Source: Alemayehu et al, 2011 (1961/62-1979/80 data are from FAO. 1980/81 – 2008/09, 2012/13 data are from CSA Agricultural Sample Surveys), #Finger millet data from 1961/62-2008/09 were included in the column of other cereals.

Table 2. Nationally reported average yields compared to yields reported from on-station and on-farm experiments

Crop

Area

(M ha)*

Total Production (MMT)*

National Average Yield (t/ha)*

On-station yield (t/ha) #

On-farm yield (t/ha) #

Varieties considered for on-station and on-farm reports

Maize

2.01

6.16

3.01

9.0-12.0

6.0-8.0

BH-660

Wheat

1.63

3.43

2.11

3.5-5.5

2.5-5.0

Dendea

Sorghum

1.71

3.60

2.11

4.2

3.3

Chare

Finger millet

0.43

0.74

1.72

3.1

2.8-2.9

Tadesse

Source: * MMT = million metric tonnes, from CSA (2013) report; # from MoARD (1995-2011) crop variety register books.

Figure 1. Major agroclimatic zones of Ethiopia.

References

Alemayehu Seyoum Taffesse, Paul Dorosh and Sinafikeh Asrat. 2011. Crop Production in Ethiopia: Regional Patterns and Trends. Development Strategy and Governance Division, International Food Policy Research Institute, Ethiopia Strategy Support Program II, Ethiopia. ESSP II Working Paper No. 016.

CSA (Central Statistics Agency). 2013. Agricultural Sample Survey 2012/2013 (2005 E.C.). Volume I. Report on Area and Production of Major Crops (Private Peasant Holdings, Meher Season). Statistical Bulletin 532, Addis Ababa

CSA (Central Statistics Agency). 2012. Agricultural Sample Survey 2011/2012 (2004 E.C.). Volume IV. Report on Land Utilization (Private Peasant Holdings, Meher Season). Statistical Bulletin 532, Addis Ababa

FAO (Food and Agriculture Organization of the United Nations).

IIASA/FAO, 2010. Global Agro-ecological Zones (GAEZ v3.0). IIASA, Laxenburg, Austria and FAO, Rome, Italy.

MoARD (Ministry of Agriculture and Rural Development). 2005. Major Agro-ecological Zones of Ethiopia. Forestry, Land Use and Soil Conservation Department. Addis Ababa, Ethiopia.

MoARD (Ministry of Agriculture and Rural Development).1998-2011. Crop Variety Registers. Addis Ababa, Ethiopia.

Paulos Dubale. 2001. Soil and Water Resources and Degradation Factors Affecting their Productivity in the Ethiopian Highland Agro-ecosystems. International Conference on the Contemporary Development Issues in Ethiopia, CADPR, and Western Michigan University. 

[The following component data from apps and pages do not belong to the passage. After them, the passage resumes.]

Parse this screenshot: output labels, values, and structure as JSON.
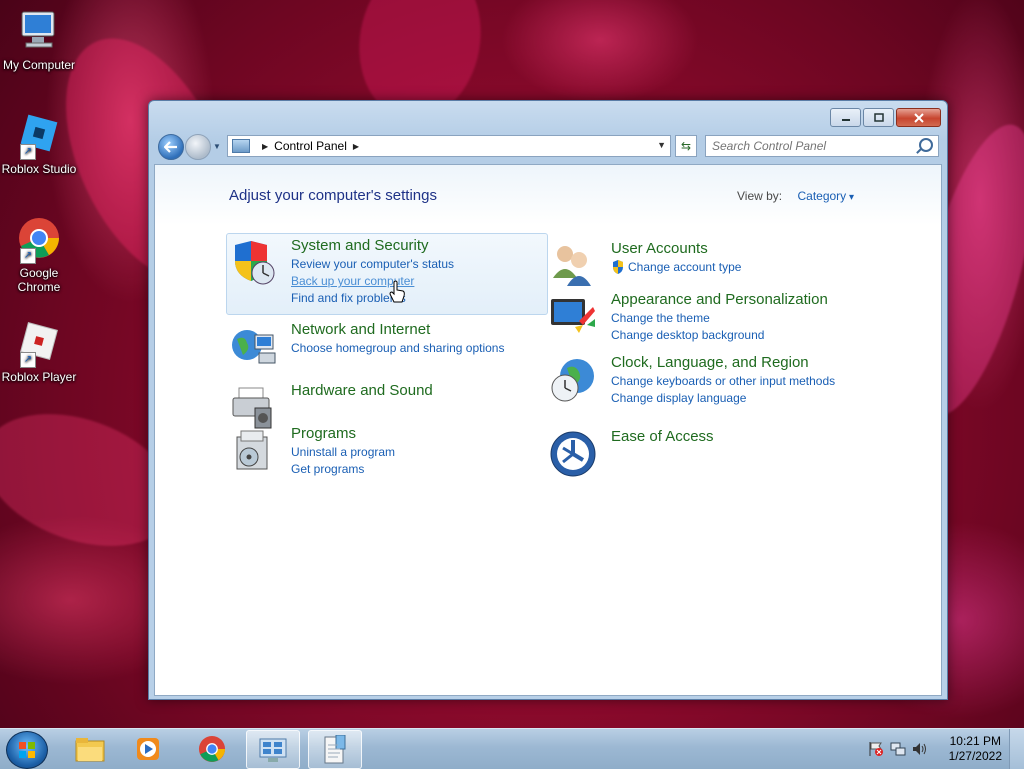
{
  "desktop": {
    "icons": [
      {
        "label": "My Computer"
      },
      {
        "label": "Roblox Studio"
      },
      {
        "label": "Google Chrome"
      },
      {
        "label": "Roblox Player"
      }
    ]
  },
  "window": {
    "address": {
      "crumb": "Control Panel"
    },
    "search": {
      "placeholder": "Search Control Panel"
    },
    "heading": "Adjust your computer's settings",
    "view_by": {
      "label": "View by:",
      "value": "Category"
    },
    "categories": [
      {
        "title": "System and Security",
        "links": [
          "Review your computer's status",
          "Back up your computer",
          "Find and fix problems"
        ]
      },
      {
        "title": "Network and Internet",
        "links": [
          "Choose homegroup and sharing options"
        ]
      },
      {
        "title": "Hardware and Sound",
        "links": []
      },
      {
        "title": "Programs",
        "links": [
          "Uninstall a program",
          "Get programs"
        ]
      },
      {
        "title": "User Accounts",
        "links": [
          "Change account type"
        ]
      },
      {
        "title": "Appearance and Personalization",
        "links": [
          "Change the theme",
          "Change desktop background"
        ]
      },
      {
        "title": "Clock, Language, and Region",
        "links": [
          "Change keyboards or other input methods",
          "Change display language"
        ]
      },
      {
        "title": "Ease of Access",
        "links": []
      }
    ]
  },
  "taskbar": {
    "clock": {
      "time": "10:21 PM",
      "date": "1/27/2022"
    }
  },
  "colors": {
    "category_title": "#1f6b1f",
    "link": "#1a5fb4",
    "heading": "#1e3287"
  }
}
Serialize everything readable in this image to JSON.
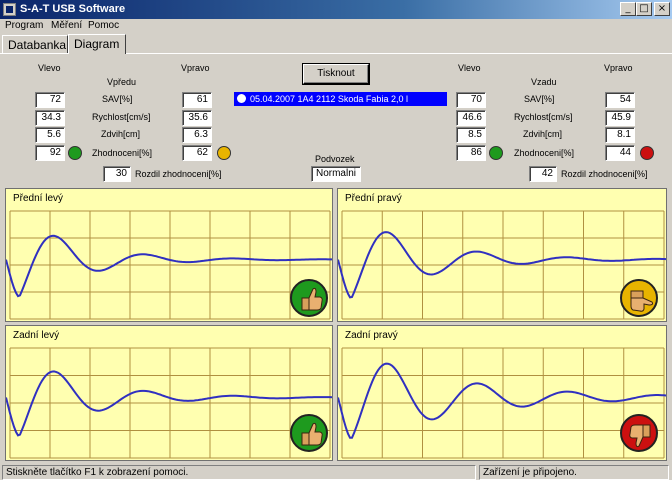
{
  "window": {
    "title": "S-A-T USB Software"
  },
  "menu": [
    "Program",
    "Měření",
    "Pomoc"
  ],
  "tabs": [
    "Databanka",
    "Diagram"
  ],
  "front": {
    "heading": "Vpředu",
    "left_label": "Vlevo",
    "right_label": "Vpravo",
    "rows": [
      {
        "label": "SAV[%]",
        "left": "72",
        "right": "61"
      },
      {
        "label": "Rychlost[cm/s]",
        "left": "34.3",
        "right": "35.6"
      },
      {
        "label": "Zdvih[cm]",
        "left": "5.6",
        "right": "6.3"
      },
      {
        "label": "Zhodnoceni[%]",
        "left": "92",
        "right": "62"
      }
    ],
    "diff_value": "30",
    "diff_label": "Rozdil zhodnoceni[%]",
    "left_rating": "good",
    "right_rating": "fair"
  },
  "rear": {
    "heading": "Vzadu",
    "left_label": "Vlevo",
    "right_label": "Vpravo",
    "rows": [
      {
        "label": "SAV[%]",
        "left": "70",
        "right": "54"
      },
      {
        "label": "Rychlost[cm/s]",
        "left": "46.6",
        "right": "45.9"
      },
      {
        "label": "Zdvih[cm]",
        "left": "8.5",
        "right": "8.1"
      },
      {
        "label": "Zhodnoceni[%]",
        "left": "86",
        "right": "44"
      }
    ],
    "diff_value": "42",
    "diff_label": "Rozdil zhodnoceni[%]",
    "left_rating": "good",
    "right_rating": "poor"
  },
  "print_button": "Tisknout",
  "record": "05.04.2007 1A4 2112 Skoda Fabia 2,0 l",
  "chassis": {
    "label": "Podvozek",
    "value": "Normalni"
  },
  "colors": {
    "good": "#1e9a1e",
    "fair": "#e8b400",
    "poor": "#cc1010",
    "curve": "#3030c0",
    "grid": "#b09040",
    "selection": "#0000ff"
  },
  "charts": [
    {
      "title": "Přední levý",
      "rating": "good",
      "amp": 1.0,
      "decay": 0.55,
      "offset": 0.0
    },
    {
      "title": "Přední pravý",
      "rating": "fair",
      "amp": 1.0,
      "decay": 0.45,
      "offset": 0.0
    },
    {
      "title": "Zadní levý",
      "rating": "good",
      "amp": 1.0,
      "decay": 0.5,
      "offset": 0.0
    },
    {
      "title": "Zadní pravý",
      "rating": "poor",
      "amp": 1.0,
      "decay": 0.32,
      "offset": 0.0
    }
  ],
  "status": {
    "left": "Stiskněte tlačítko F1 k zobrazení pomoci.",
    "right": "Zařízení je připojeno."
  }
}
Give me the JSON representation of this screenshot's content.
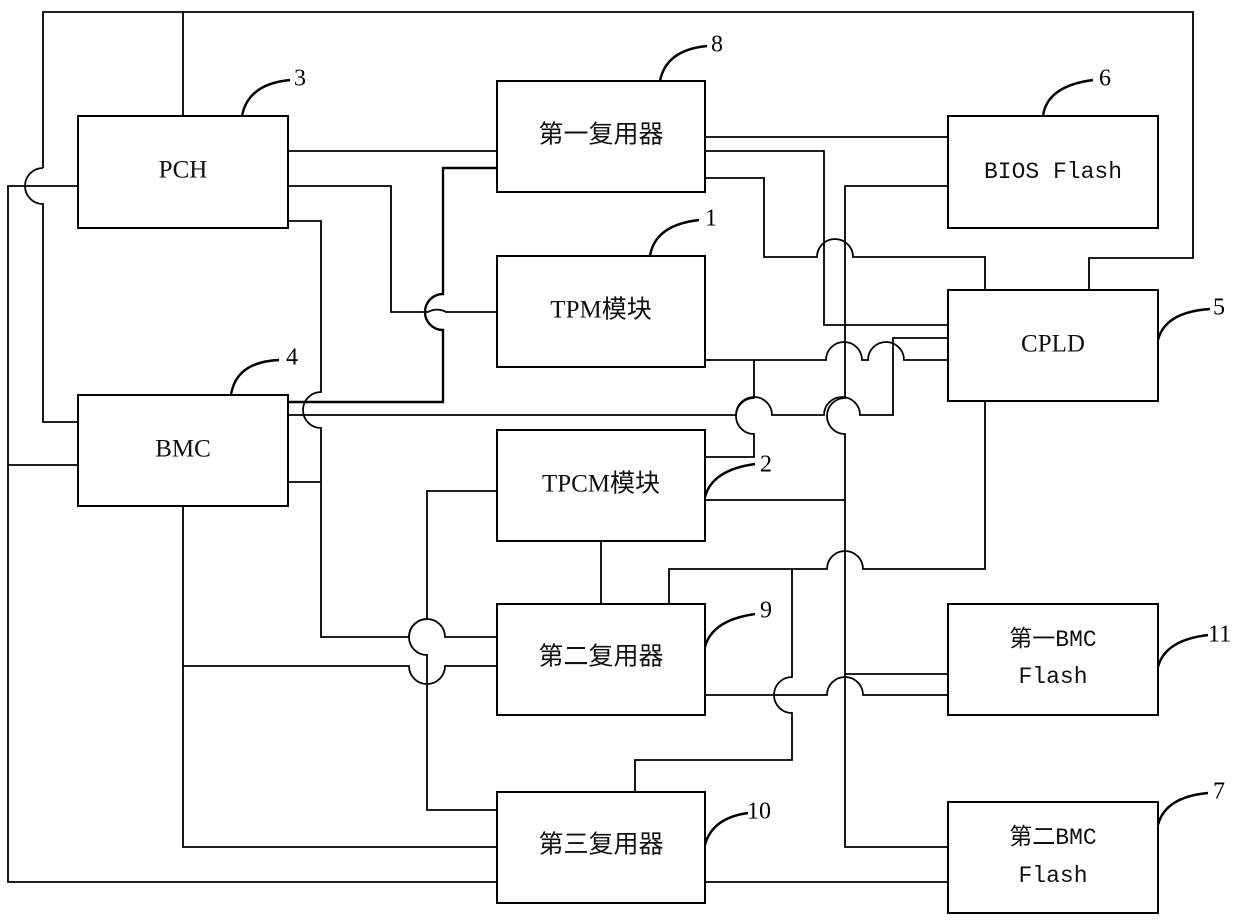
{
  "diagram": {
    "blocks": [
      {
        "id": "pch",
        "label": "PCH",
        "ref": "3"
      },
      {
        "id": "bmc",
        "label": "BMC",
        "ref": "4"
      },
      {
        "id": "mux1",
        "label": "第一复用器",
        "ref": "8"
      },
      {
        "id": "tpm",
        "label": "TPM模块",
        "ref": "1"
      },
      {
        "id": "tpcm",
        "label": "TPCM模块",
        "ref": "2"
      },
      {
        "id": "mux2",
        "label": "第二复用器",
        "ref": "9"
      },
      {
        "id": "mux3",
        "label": "第三复用器",
        "ref": "10"
      },
      {
        "id": "bios",
        "label": "BIOS Flash",
        "ref": "6"
      },
      {
        "id": "cpld",
        "label": "CPLD",
        "ref": "5"
      },
      {
        "id": "bmcflash1",
        "label_line1": "第一BMC",
        "label_line2": "Flash",
        "ref": "11"
      },
      {
        "id": "bmcflash2",
        "label_line1": "第二BMC",
        "label_line2": "Flash",
        "ref": "7"
      }
    ]
  }
}
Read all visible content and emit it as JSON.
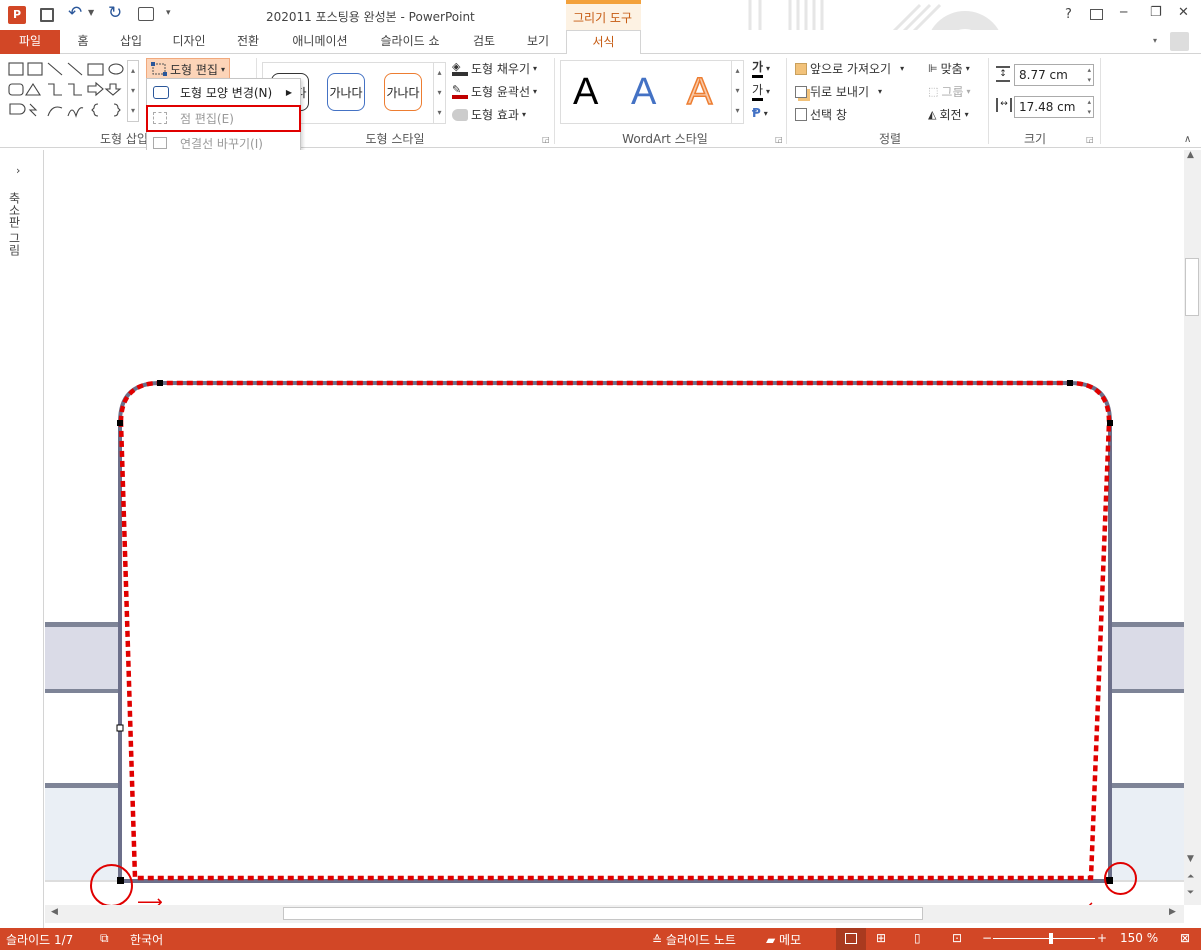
{
  "title": {
    "doc_title": "202011 포스팅용 완성본 - PowerPoint",
    "context_tab_group": "그리기 도구",
    "help": "?",
    "min": "─",
    "restore": "❐",
    "close": "✕"
  },
  "tabs": [
    "파일",
    "홈",
    "삽입",
    "디자인",
    "전환",
    "애니메이션",
    "슬라이드 쇼",
    "검토",
    "보기",
    "서식"
  ],
  "ribbon": {
    "edit_shape": "도형 편집",
    "shape_fill": "도형 채우기",
    "shape_outline": "도형 윤곽선",
    "shape_effects": "도형 효과",
    "style_sample": "가나다",
    "wordart_letter": "A",
    "bring_forward": "앞으로 가져오기",
    "send_backward": "뒤로 보내기",
    "selection_pane": "선택 창",
    "align": "맞춤",
    "group": "그룹",
    "rotate": "회전",
    "height": "8.77 cm",
    "width": "17.48 cm",
    "text_fill_label": "가",
    "text_outline_label": "가",
    "groups": {
      "insert_shapes": "도형 삽입",
      "shape_styles": "도형 스타일",
      "wordart_styles": "WordArt 스타일",
      "arrange": "정렬",
      "size": "크기"
    }
  },
  "dropdown": {
    "change_shape": "도형 모양 변경(N)",
    "edit_points": "점 편집(E)",
    "reroute": "연결선 바꾸기(I)"
  },
  "left_pane": {
    "label": "축소판 그림"
  },
  "status": {
    "slide": "슬라이드 1/7",
    "language": "한국어",
    "notes": "슬라이드 노트",
    "comments": "메모",
    "zoom": "150 %"
  },
  "colors": {
    "accent": "#d24726",
    "context_tab": "#f3a13b",
    "red_dash": "#e00000"
  }
}
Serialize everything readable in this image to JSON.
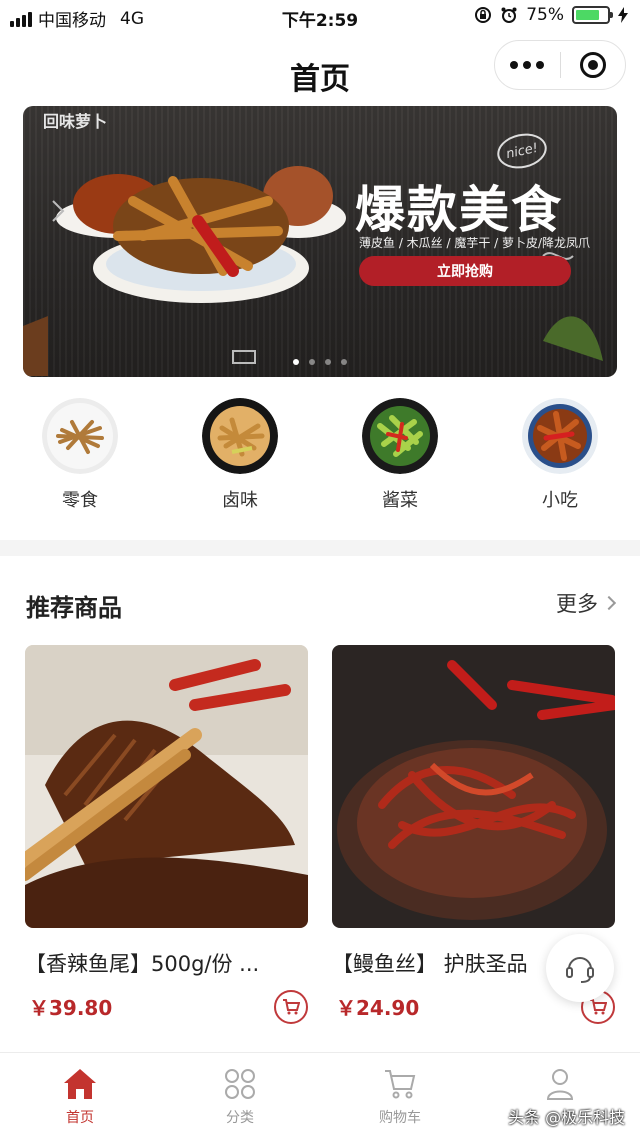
{
  "status_bar": {
    "carrier": "中国移动",
    "network": "4G",
    "time": "下午2:59",
    "battery": "75%",
    "battery_level": 0.75
  },
  "nav": {
    "title": "首页"
  },
  "banner": {
    "brand": "回味萝卜",
    "title": "爆款美食",
    "subtitle": "薄皮鱼 / 木瓜丝 / 魔芋干 / 萝卜皮/降龙凤爪",
    "button": "立即抢购",
    "bubble": "nice!",
    "slide_count": 4,
    "active_slide": 0
  },
  "categories": [
    {
      "label": "零食",
      "icon": "snack-dish-image"
    },
    {
      "label": "卤味",
      "icon": "braised-dish-image"
    },
    {
      "label": "酱菜",
      "icon": "pickle-dish-image"
    },
    {
      "label": "小吃",
      "icon": "street-food-dish-image"
    }
  ],
  "section": {
    "title": "推荐商品",
    "more": "更多"
  },
  "products": [
    {
      "name": "【香辣鱼尾】500g/份 ...",
      "price": "￥39.80",
      "image": "spicy-fish-tail-photo"
    },
    {
      "name": "【鳗鱼丝】 护肤圣品",
      "price": "￥24.90",
      "image": "eel-shreds-photo"
    }
  ],
  "tabs": [
    {
      "label": "首页",
      "icon": "home-icon",
      "active": true
    },
    {
      "label": "分类",
      "icon": "category-grid-icon",
      "active": false
    },
    {
      "label": "购物车",
      "icon": "shopping-cart-icon",
      "active": false
    },
    {
      "label": "",
      "icon": "user-icon",
      "active": false
    }
  ],
  "watermark": "头条 @极乐科技",
  "colors": {
    "accent": "#b8282a",
    "tab_active": "#c3342f",
    "battery": "#4cd964",
    "banner_button": "#b21f27"
  }
}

USAID (United States Agency for International Development). 2010. Staple Foods Value Chain Analysis. Country Report, Ethiopia. Addis Ababa.